(Element data from apps and pages)

··········

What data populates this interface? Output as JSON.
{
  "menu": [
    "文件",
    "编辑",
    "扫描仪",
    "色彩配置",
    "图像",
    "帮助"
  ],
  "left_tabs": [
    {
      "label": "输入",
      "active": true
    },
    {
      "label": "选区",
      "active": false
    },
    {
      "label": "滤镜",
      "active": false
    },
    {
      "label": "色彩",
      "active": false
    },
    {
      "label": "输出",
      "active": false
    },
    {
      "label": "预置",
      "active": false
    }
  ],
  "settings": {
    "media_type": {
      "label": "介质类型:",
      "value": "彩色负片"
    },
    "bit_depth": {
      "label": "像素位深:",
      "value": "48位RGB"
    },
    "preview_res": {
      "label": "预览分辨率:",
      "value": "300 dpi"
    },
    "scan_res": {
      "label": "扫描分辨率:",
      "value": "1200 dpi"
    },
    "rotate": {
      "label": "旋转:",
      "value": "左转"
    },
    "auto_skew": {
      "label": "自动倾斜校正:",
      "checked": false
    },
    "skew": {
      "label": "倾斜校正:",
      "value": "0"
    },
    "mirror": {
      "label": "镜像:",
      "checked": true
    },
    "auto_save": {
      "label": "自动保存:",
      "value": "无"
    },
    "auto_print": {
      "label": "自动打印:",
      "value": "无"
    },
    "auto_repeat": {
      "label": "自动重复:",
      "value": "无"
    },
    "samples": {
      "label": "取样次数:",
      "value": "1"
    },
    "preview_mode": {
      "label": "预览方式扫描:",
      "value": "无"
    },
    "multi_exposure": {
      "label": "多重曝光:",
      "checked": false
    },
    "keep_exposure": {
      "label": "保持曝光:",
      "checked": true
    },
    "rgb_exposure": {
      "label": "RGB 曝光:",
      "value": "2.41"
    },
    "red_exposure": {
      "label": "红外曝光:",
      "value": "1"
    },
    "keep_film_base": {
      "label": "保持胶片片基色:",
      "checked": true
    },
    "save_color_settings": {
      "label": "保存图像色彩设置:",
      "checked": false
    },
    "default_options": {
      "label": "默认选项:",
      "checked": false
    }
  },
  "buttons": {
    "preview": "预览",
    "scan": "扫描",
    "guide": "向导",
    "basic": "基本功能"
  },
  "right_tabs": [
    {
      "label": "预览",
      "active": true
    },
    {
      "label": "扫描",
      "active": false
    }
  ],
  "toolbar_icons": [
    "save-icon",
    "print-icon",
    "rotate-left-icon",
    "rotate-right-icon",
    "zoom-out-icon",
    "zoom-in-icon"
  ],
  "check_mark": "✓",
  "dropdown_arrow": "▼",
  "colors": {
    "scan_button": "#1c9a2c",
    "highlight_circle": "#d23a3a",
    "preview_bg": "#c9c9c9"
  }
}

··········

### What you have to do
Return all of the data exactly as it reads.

### Answer to this task
What data populates this interface? Output as JSON.
{
  "menu": [
    "文件",
    "编辑",
    "扫描仪",
    "色彩配置",
    "图像",
    "帮助"
  ],
  "left_tabs": [
    {
      "label": "输入",
      "active": true
    },
    {
      "label": "选区",
      "active": false
    },
    {
      "label": "滤镜",
      "active": false
    },
    {
      "label": "色彩",
      "active": false
    },
    {
      "label": "输出",
      "active": false
    },
    {
      "label": "预置",
      "active": false
    }
  ],
  "settings": {
    "media_type": {
      "label": "介质类型:",
      "value": "彩色负片"
    },
    "bit_depth": {
      "label": "像素位深:",
      "value": "48位RGB"
    },
    "preview_res": {
      "label": "预览分辨率:",
      "value": "300 dpi"
    },
    "scan_res": {
      "label": "扫描分辨率:",
      "value": "1200 dpi"
    },
    "rotate": {
      "label": "旋转:",
      "value": "左转"
    },
    "auto_skew": {
      "label": "自动倾斜校正:",
      "checked": false
    },
    "skew": {
      "label": "倾斜校正:",
      "value": "0"
    },
    "mirror": {
      "label": "镜像:",
      "checked": true
    },
    "auto_save": {
      "label": "自动保存:",
      "value": "无"
    },
    "auto_print": {
      "label": "自动打印:",
      "value": "无"
    },
    "auto_repeat": {
      "label": "自动重复:",
      "value": "无"
    },
    "samples": {
      "label": "取样次数:",
      "value": "1"
    },
    "preview_mode": {
      "label": "预览方式扫描:",
      "value": "无"
    },
    "multi_exposure": {
      "label": "多重曝光:",
      "checked": false
    },
    "keep_exposure": {
      "label": "保持曝光:",
      "checked": true
    },
    "rgb_exposure": {
      "label": "RGB 曝光:",
      "value": "2.41"
    },
    "red_exposure": {
      "label": "红外曝光:",
      "value": "1"
    },
    "keep_film_base": {
      "label": "保持胶片片基色:",
      "checked": true
    },
    "save_color_settings": {
      "label": "保存图像色彩设置:",
      "checked": false
    },
    "default_options": {
      "label": "默认选项:",
      "checked": false
    }
  },
  "buttons": {
    "preview": "预览",
    "scan": "扫描",
    "guide": "向导",
    "basic": "基本功能"
  },
  "right_tabs": [
    {
      "label": "预览",
      "active": true
    },
    {
      "label": "扫描",
      "active": false
    }
  ],
  "toolbar_icons": [
    "save-icon",
    "print-icon",
    "rotate-left-icon",
    "rotate-right-icon",
    "zoom-out-icon",
    "zoom-in-icon"
  ],
  "check_mark": "✓",
  "dropdown_arrow": "▼",
  "colors": {
    "scan_button": "#1c9a2c",
    "highlight_circle": "#d23a3a",
    "preview_bg": "#c9c9c9"
  }
}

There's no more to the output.